The government begins the roll out new facial recognition technology next week despite an "untested risk" around racial bias.
No tests have been done for bias on New Zealand's specific population mix, even though the new tech has been in development for four years by the Department of Internal Affairs (DIA).
US testing raises more questions.
Identity Check uses facial recognition tech from Irish company Daon to match a live image you take on a phone with your driver's licence or passport photo in government databases.
The Ministry of Social Development will be the first to go live with it on 20 November. Beneficiaries may choose to use it, or stick with existing verification systems.
But a recent MSD report calls the level of racial bias in the technology "unknown", "unconfirmed" and "untested".
"Before MSD can include within scope the use of Identity Check information from DIA for fraud investigation purposes, the current unknown level of bias in the facial recognition algorithm DIA use will first need to be better understood," according to a report in September, released under the Official Information Act (OIA).
"This is because if there is any bias in their technology, any clients who are affected, which may include Māori and Pasifika clients who make up a large proportion of MSD clients, may also go on to become the subject of a fraud investigation. This will likely have a significant impact on those Māori and Pasifika clients."
But DIA told RNZ that racial bias was not an issue because in recent tests the tool was 90 percent accurate. The tests covered 250 people.
"While we have not specifically tested the algorithms against different ethnic groups, the numbers ... suggest that the technology we are using is very successful in the New Zealand context," it said.
"It works for the vast majority of people, in the vast majority of instances it's used."
The MSD report said US government tests in July suggested the Daon AI algorithm worked less well "on people of darker skin tones than on people of lighter skin tones".
This has been a long-standing problem with many facial recognition systems.
That might result in "unjustified discrimination" and "emotional harm" for Māori and Pasifika unable to use Identity Check as easily as white people do, the report said.
But MSD's assessment concluded that the risk was acceptable, because ethnic groups were being consulted, and because efforts were under way to improve the tech.
"DIA will use identity check samples (training/performance data) to re-train the algorithm so its performance among the NZ population is improved. This is an ad hoc, bespoke process where DIA contracts an external consultant to carry out."

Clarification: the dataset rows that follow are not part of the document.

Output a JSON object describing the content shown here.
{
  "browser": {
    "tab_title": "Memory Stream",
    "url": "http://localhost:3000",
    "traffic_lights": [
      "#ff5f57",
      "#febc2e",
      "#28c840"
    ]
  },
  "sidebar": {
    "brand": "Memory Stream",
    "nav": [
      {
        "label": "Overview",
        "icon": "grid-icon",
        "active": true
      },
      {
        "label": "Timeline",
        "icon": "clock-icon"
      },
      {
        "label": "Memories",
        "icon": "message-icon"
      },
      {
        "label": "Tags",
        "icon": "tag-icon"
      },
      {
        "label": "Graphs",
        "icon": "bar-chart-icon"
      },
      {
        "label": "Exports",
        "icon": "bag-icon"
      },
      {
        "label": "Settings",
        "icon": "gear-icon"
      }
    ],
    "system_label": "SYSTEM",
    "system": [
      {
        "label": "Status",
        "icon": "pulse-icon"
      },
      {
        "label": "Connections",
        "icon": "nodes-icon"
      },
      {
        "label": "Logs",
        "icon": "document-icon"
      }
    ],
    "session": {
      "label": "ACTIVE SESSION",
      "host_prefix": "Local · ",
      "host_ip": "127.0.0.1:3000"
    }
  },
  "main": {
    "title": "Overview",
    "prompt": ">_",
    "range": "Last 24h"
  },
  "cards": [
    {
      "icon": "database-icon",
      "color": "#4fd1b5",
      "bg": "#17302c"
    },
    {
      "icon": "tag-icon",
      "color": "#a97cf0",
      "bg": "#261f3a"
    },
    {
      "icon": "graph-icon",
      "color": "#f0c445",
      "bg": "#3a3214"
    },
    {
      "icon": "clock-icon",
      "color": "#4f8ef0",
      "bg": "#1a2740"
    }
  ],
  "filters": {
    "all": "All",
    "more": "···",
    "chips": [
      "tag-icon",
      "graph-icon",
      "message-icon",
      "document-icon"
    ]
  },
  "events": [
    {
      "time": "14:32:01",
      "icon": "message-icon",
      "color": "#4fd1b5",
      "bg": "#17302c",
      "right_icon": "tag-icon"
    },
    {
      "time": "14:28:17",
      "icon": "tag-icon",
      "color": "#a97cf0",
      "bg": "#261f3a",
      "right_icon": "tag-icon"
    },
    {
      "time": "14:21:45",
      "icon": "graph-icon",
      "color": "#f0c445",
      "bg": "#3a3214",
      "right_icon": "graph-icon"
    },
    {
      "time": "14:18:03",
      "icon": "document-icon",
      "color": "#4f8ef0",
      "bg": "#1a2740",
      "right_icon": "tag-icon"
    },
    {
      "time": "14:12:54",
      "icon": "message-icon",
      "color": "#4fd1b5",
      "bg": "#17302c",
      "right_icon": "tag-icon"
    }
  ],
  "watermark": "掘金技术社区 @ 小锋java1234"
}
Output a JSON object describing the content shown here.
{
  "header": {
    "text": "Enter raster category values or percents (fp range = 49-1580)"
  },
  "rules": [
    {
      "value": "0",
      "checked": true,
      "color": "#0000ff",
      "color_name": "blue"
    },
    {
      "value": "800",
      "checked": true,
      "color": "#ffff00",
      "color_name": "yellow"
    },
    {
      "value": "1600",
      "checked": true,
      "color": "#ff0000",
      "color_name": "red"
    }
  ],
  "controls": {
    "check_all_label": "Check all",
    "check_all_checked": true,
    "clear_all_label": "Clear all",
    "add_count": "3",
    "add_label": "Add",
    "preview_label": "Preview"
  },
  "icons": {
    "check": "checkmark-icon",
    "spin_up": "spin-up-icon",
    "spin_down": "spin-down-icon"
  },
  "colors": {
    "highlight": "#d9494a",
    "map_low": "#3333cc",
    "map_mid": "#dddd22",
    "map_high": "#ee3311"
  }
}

MSD also cited the 90 percent test result. This was achieved when people had up to three goes to get a facial match, and did not explicitly test for ethnic differences.
US tests on the algorithm, and Internal Affairs' own limited testing of it, showed a false non-match rate of 10 percent, MSD said.

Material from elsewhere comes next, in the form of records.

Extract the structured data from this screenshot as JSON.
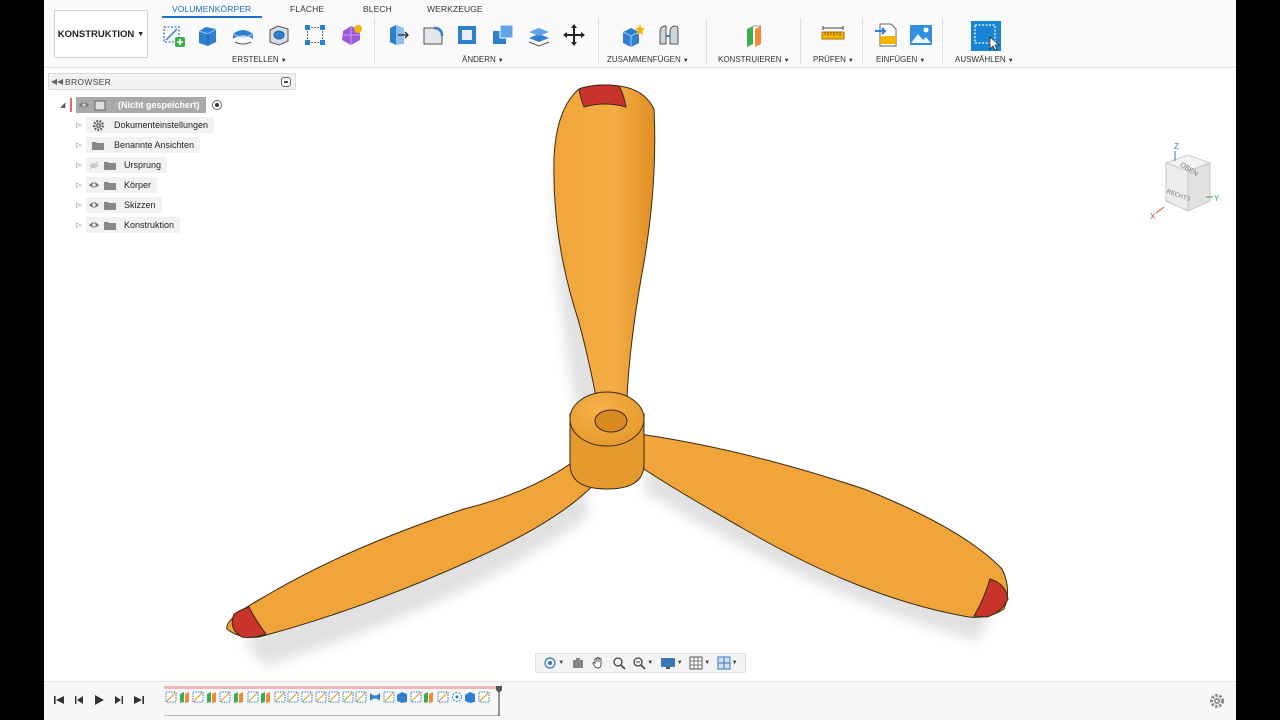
{
  "workspace": {
    "label": "KONSTRUKTION"
  },
  "tabs": [
    {
      "label": "VOLUMENKÖRPER",
      "active": true
    },
    {
      "label": "FLÄCHE",
      "active": false
    },
    {
      "label": "BLECH",
      "active": false
    },
    {
      "label": "WERKZEUGE",
      "active": false
    }
  ],
  "groups": {
    "erstellen": "ERSTELLEN",
    "aendern": "ÄNDERN",
    "zusammenfuegen": "ZUSAMMENFÜGEN",
    "konstruieren": "KONSTRUIEREN",
    "pruefen": "PRÜFEN",
    "einfuegen": "EINFÜGEN",
    "auswaehlen": "AUSWÄHLEN"
  },
  "browser": {
    "title": "BROWSER",
    "root": {
      "label": "(Nicht gespeichert)"
    },
    "items": [
      {
        "label": "Dokumenteinstellungen",
        "icon": "gear-icon"
      },
      {
        "label": "Benannte Ansichten",
        "icon": "folder-icon"
      },
      {
        "label": "Ursprung",
        "icon": "folder-icon",
        "visible": false
      },
      {
        "label": "Körper",
        "icon": "folder-icon",
        "visible": true
      },
      {
        "label": "Skizzen",
        "icon": "folder-icon",
        "visible": true
      },
      {
        "label": "Konstruktion",
        "icon": "folder-icon",
        "visible": true
      }
    ]
  },
  "viewcube": {
    "top_label": "OBEN",
    "front_label": "RECHTS",
    "axis_x": "X",
    "axis_y": "Y",
    "axis_z": "Z"
  },
  "colors": {
    "accent": "#1a73c8",
    "propeller": "#f0a43a",
    "propeller_tip": "#c8342a"
  }
}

No racial tests would be done here because Internal Affairs planned to swap in 2026 to a different Daon algorithm used for years with New Zealand passports, it added. DIA did not confirm this, only saying it was "always looking at options" for the most secure, effective and cost-efficient options.

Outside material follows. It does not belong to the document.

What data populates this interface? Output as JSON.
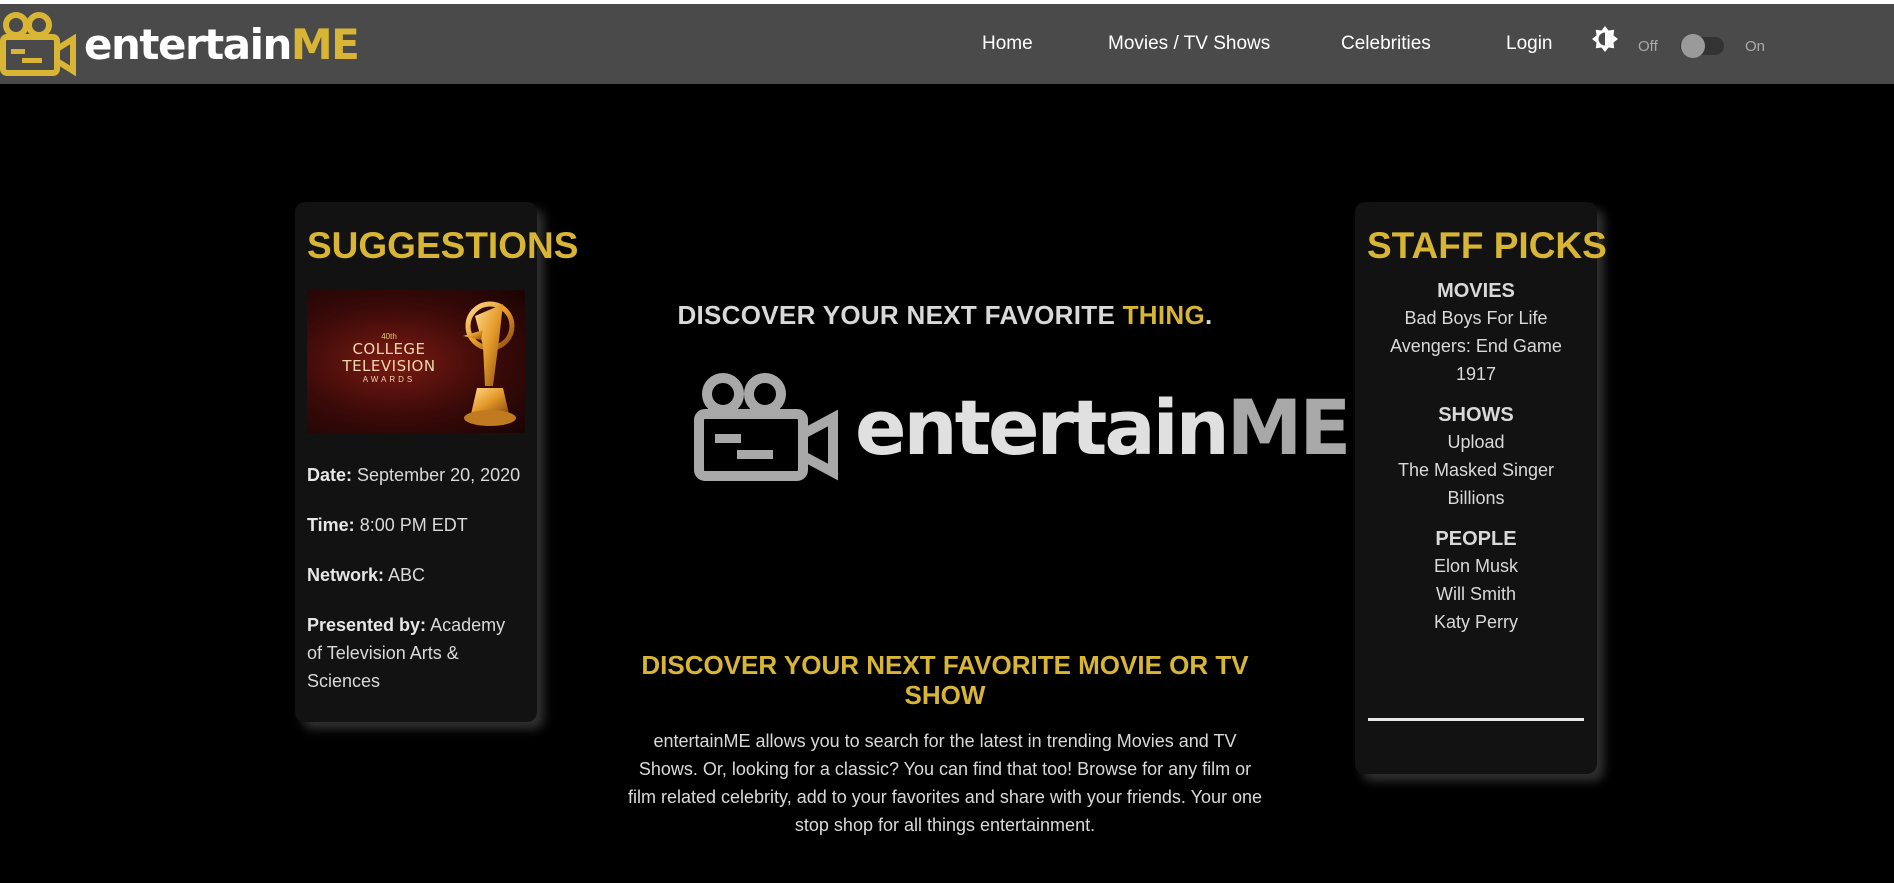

Joy Liddicoat, an AI researcher at the Centre for Law and Policy in Emerging Technologies at Otago University, said the development of a system the government had big plans for was flawed.
"When the dangers of the use of these kinds of metrics are so well known, it's simply not good enough, over the life of a four-year project, not to have nailed this down before launching."
She said the overall aim was good - to make accessing benefits easier - and it might sometimes be OK to launch first and learn-as-you-go - but not when a system might red flag a person without them even knowing.
Users - beneficiaries to start with - get five goes before the system locks them out for three days.
Identity Check can also be used to detect and investigate fraud.
"MSD will not use DIA data for fraud investigation purposes in phase 1," according to the MSD report on security, privacy and ethics.
"This reduces several risks for this initiative, including an unconfirmed human rights and ethics risk of racial bias in DIA's facial recognition technology."
Officials planned to communicate "an acknowledgement of the untested risk relating to racial bias" after the system went live, the report said.
MSD had talked about this with its Pasifika reference group - and had been due to do that with its Māori group, too - but as for Internal Affairs, while it had promised to engage with Māori and incorporate their views, "it is yet to occur due to resourcing constraints. DIA hopes to begin that process in the next quarter", the MSD report said.
That engagement is coming four years after DIA embarked on Identity Check.
MSD Pasifika reference group member Danny Mareko confirmed officials told them about the tech, though he could not recall any discussion about racial bias. The ministry was good at engaging with them, he said.
The chair of the Māori reference group did not provide comment.
In a one-year trial run by Internal Affairs up to September 2023, the facial recognition failed 45 percent of the time. This was not a racial problem, but a problem with the AI used to ascertain someone's image was a live one of the person, and not, say, a still photo of someone else.
The upgrade to this had scored at 90 percent.
The government wants Identity Check to become the go-to tech for proving everyone's identity online, to make access to hundreds of services, and doing e-business, easier and more secure.
Daon has been approached for comment.